Spotlight On: Mead
When you hear the words "golden delicious," think mead (not apples!), the drink of choice for various peoples throughout the ages, including ancient Greeks, twelfth-century Slavs, and modern-day Ethiopians. Loosely defined as any beverage made from honey, water and fermented yeast, mead is certainly not a mainstream brew in the U.S. but still commands a substantial fringe following among alcohol aficionados (and, um, Renaissance Faire devotees).
By some accounts, mead is the world's oldest alcoholic beverage, having first appeared in China and (what is now) Iran around 6000 BC. Sometimes infused with fruit, spices or hops, mead has a sweet, silky flavor that makes it a natural complement for complex curries, seasoned grilled meats and robust semi-soft cheeses. Different meads vary significantly in alcohol content, so check the bottle: One glass may be just enough to warm you up or may render you incapable of operating heavy machinery for the remainder of the evening.
Consuming mead is easy, as its saccharine quality makes you feel as if you're drinking a heightened version of lemonade, but finding mead in Houston is a bit trickier.
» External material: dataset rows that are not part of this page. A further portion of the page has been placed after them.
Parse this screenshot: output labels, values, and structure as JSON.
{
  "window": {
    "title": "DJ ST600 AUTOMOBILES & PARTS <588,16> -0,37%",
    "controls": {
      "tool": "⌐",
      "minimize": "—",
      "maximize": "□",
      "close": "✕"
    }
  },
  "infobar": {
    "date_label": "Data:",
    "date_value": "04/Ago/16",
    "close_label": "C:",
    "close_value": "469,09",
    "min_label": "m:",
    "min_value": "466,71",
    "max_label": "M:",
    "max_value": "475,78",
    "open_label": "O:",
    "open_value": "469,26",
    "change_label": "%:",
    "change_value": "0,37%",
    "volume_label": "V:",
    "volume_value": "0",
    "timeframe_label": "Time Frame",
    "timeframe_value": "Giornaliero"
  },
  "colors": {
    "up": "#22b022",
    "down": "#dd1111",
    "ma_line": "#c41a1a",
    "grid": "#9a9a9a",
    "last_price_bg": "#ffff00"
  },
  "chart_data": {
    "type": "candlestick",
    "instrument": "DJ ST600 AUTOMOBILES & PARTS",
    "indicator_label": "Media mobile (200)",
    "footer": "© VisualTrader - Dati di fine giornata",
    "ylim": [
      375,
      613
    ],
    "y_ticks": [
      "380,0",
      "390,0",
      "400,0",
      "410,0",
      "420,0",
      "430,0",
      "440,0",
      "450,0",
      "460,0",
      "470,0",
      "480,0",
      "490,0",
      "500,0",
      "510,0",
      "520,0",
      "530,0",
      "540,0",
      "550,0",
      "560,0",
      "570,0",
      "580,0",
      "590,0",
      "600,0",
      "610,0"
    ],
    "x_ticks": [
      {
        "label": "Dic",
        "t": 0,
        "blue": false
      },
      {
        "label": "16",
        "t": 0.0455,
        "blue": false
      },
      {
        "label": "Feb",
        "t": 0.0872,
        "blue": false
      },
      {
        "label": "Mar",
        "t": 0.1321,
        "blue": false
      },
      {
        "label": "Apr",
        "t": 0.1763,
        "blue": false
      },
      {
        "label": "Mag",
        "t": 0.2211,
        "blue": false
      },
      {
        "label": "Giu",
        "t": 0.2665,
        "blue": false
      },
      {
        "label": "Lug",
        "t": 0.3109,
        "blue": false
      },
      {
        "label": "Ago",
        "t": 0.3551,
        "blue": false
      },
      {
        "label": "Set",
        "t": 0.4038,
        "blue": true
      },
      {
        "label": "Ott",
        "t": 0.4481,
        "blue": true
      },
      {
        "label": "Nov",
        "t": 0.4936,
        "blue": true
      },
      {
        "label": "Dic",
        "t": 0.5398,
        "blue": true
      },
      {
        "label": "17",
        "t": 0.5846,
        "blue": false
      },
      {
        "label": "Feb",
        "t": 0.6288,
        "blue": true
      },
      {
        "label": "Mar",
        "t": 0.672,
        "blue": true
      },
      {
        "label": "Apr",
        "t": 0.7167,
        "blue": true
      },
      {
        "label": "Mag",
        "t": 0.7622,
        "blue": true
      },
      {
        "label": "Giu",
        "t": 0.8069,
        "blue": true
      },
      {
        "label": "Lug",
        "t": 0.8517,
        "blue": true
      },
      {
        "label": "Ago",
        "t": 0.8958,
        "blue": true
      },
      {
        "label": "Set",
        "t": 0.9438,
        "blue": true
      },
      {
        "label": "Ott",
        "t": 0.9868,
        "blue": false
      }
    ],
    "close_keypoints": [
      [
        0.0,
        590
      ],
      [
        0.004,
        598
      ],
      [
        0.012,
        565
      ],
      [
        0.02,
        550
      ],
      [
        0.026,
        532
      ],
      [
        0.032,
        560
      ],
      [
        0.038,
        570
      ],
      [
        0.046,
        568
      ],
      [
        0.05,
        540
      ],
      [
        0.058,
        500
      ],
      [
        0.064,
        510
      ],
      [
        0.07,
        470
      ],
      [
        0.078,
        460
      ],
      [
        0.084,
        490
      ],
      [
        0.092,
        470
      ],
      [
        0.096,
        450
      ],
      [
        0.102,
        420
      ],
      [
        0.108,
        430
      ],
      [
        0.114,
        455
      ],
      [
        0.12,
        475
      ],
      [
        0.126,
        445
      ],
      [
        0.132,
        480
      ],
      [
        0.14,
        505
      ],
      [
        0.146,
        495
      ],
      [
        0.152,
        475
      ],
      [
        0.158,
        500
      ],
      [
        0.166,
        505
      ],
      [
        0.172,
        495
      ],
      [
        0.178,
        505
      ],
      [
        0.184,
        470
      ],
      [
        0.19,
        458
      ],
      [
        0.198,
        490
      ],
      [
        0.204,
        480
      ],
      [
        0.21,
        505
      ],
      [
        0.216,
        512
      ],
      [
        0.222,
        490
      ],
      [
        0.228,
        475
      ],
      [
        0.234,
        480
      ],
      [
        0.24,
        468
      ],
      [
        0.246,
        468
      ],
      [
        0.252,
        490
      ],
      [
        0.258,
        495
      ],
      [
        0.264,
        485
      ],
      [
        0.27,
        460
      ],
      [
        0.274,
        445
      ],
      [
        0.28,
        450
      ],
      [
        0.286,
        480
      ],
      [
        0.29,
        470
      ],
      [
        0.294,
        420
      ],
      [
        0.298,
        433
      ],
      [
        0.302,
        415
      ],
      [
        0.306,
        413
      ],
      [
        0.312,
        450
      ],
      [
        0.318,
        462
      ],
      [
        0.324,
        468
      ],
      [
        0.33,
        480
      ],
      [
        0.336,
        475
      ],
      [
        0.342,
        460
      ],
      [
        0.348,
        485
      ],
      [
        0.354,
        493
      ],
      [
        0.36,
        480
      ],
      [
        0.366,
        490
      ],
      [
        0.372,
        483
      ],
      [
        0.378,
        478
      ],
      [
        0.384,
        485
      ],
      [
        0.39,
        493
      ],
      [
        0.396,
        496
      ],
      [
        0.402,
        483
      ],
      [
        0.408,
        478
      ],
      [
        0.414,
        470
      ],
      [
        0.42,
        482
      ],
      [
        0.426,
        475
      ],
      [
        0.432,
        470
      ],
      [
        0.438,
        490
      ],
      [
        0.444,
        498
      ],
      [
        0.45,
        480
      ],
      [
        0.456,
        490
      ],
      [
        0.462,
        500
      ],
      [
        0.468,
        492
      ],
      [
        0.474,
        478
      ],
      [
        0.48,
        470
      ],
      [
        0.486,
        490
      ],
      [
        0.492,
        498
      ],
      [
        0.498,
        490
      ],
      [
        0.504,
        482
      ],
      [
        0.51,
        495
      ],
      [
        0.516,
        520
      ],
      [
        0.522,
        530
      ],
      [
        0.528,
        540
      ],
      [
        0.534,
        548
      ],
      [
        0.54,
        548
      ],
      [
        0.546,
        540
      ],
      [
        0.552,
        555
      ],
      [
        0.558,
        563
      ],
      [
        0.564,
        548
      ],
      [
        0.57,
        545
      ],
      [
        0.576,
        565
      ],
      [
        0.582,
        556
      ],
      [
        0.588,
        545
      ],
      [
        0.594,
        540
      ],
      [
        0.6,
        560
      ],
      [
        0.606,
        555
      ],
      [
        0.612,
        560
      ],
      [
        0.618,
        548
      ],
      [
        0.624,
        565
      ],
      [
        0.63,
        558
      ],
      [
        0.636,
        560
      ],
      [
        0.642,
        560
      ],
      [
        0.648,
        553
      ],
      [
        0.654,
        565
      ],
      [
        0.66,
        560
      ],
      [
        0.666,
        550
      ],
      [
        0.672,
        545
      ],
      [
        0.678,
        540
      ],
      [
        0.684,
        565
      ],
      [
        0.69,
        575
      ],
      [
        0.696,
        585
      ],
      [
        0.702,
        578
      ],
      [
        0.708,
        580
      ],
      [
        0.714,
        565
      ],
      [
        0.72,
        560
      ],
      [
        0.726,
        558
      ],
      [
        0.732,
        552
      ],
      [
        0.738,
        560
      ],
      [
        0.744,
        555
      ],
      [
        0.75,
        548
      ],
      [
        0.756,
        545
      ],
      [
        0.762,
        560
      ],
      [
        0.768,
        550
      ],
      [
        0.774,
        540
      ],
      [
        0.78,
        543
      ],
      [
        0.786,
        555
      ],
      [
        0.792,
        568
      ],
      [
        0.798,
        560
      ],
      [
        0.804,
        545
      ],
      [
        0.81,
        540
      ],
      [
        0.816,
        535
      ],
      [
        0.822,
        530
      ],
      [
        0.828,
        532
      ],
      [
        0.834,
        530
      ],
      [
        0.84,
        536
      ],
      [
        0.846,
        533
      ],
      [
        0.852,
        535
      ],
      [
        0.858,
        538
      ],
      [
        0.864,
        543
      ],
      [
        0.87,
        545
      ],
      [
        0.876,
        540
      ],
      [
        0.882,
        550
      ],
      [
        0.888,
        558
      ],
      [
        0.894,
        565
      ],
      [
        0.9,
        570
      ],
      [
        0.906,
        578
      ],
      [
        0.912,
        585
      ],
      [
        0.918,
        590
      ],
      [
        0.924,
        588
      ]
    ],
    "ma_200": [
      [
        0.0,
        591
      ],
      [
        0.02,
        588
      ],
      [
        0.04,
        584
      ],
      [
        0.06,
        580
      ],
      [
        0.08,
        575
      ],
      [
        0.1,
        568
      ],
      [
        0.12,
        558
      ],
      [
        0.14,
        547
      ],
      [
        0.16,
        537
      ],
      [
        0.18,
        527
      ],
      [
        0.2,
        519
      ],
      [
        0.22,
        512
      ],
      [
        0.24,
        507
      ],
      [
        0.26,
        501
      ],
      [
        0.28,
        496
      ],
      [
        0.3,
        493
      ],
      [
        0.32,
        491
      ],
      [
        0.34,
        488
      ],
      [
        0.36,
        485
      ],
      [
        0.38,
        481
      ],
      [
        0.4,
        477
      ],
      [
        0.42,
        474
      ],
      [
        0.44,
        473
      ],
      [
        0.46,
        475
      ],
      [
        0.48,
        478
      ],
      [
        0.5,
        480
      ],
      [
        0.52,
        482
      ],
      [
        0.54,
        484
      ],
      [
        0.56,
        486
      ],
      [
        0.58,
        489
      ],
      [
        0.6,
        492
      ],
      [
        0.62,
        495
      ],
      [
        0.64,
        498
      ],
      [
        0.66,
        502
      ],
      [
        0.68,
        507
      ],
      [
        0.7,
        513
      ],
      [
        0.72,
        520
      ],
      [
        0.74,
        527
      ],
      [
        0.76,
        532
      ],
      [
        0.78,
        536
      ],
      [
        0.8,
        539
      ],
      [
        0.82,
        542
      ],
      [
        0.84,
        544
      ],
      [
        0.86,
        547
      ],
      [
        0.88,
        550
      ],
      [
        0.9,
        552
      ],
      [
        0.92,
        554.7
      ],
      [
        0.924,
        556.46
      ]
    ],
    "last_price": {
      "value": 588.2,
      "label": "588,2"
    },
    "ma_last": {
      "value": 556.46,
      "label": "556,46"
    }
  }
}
Select locations of Spec's carry a few brands (with Chaucer's being my personal favorite), as does the Russian General Store (9629 Hillcroft St.). To drink mead outside the confines of your own home, head to Flying Saucer (705 Main St.), which carries black raspberry and cinnamon-vanilla flavors, or Blue Nile (9400 Richmond Ave.), which offers an Ethiopian variant called tej.
Summertime finds many of us scrambling for icy mojitos and margaritas, but consider mead next time you crave a cool grown-up libation. When served in a refrigerated pewter goblet, it's especially refreshing.